-- Records for the exercise follows --

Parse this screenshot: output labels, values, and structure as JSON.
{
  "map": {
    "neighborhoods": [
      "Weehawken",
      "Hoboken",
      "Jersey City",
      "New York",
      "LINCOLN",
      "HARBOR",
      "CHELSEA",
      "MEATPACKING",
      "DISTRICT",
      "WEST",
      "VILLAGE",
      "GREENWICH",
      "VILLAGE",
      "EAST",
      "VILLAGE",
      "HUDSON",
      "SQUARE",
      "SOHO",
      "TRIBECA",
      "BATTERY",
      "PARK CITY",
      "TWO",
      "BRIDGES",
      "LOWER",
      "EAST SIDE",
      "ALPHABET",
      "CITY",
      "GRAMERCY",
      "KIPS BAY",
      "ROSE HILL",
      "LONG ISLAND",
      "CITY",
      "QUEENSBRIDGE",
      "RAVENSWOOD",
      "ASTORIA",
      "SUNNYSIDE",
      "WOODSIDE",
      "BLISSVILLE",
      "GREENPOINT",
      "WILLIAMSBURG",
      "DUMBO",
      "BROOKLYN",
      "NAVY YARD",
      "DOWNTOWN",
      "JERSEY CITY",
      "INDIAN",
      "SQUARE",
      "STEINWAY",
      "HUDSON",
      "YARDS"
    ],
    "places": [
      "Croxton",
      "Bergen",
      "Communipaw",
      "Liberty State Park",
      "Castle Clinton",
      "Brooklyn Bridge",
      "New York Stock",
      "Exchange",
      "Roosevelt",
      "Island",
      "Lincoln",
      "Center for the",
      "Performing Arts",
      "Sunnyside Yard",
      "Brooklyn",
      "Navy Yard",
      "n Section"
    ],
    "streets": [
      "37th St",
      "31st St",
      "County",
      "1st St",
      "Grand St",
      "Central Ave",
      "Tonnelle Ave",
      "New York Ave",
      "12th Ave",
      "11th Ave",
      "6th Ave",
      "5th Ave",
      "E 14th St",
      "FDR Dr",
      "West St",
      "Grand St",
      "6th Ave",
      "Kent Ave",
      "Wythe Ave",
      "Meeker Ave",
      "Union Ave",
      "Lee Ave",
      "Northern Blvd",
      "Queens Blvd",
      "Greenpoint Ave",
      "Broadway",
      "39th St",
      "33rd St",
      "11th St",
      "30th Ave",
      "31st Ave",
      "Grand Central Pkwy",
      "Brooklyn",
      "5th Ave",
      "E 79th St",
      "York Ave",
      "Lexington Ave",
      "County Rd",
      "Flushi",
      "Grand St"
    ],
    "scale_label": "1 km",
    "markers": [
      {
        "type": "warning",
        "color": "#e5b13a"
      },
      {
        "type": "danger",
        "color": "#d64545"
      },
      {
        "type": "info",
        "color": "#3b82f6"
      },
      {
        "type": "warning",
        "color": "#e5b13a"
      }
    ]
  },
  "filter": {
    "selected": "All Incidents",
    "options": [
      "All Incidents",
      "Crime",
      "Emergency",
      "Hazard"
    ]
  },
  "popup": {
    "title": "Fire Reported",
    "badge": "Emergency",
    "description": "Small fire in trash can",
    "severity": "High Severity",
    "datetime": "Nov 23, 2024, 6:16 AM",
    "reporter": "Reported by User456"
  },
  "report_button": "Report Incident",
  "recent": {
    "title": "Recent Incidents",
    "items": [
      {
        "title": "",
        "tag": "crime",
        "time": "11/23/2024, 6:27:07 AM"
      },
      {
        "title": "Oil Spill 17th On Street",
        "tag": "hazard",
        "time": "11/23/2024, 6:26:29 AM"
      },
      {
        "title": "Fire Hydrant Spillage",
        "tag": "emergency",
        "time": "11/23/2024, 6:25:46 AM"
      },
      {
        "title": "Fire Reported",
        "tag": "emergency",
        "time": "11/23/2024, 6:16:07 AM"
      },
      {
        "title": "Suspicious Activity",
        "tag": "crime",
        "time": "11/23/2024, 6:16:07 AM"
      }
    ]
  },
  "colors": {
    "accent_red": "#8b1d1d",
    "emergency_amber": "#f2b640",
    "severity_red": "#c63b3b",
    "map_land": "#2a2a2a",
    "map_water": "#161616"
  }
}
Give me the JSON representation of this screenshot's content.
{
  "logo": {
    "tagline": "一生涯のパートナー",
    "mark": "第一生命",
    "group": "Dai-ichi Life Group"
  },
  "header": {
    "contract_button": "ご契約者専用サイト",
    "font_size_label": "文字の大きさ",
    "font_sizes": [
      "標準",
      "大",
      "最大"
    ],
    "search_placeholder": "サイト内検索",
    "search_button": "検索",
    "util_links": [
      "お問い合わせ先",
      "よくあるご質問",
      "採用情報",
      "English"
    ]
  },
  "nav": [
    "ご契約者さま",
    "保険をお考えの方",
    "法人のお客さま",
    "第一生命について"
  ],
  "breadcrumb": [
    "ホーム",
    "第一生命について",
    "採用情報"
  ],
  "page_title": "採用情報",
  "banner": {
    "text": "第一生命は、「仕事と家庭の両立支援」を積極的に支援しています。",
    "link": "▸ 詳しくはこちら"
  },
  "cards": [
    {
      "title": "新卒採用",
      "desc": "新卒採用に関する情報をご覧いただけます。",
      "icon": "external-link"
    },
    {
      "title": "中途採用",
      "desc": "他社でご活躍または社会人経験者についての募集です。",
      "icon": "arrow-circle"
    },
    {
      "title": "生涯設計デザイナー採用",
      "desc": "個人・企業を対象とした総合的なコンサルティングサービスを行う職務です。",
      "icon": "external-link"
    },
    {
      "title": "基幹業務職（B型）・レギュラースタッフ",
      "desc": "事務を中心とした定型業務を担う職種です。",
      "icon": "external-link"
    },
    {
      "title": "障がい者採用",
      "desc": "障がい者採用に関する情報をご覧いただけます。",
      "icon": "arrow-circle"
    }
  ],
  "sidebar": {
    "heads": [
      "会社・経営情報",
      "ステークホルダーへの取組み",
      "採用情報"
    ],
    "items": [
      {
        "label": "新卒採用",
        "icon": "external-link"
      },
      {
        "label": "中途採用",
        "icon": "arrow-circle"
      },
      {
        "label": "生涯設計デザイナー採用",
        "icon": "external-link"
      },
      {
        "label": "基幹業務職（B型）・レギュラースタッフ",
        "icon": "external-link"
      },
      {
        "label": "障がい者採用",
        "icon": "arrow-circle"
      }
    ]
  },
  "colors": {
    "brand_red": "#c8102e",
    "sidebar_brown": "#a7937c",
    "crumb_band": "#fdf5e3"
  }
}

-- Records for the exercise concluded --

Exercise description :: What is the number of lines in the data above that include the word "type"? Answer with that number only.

Written response :: 4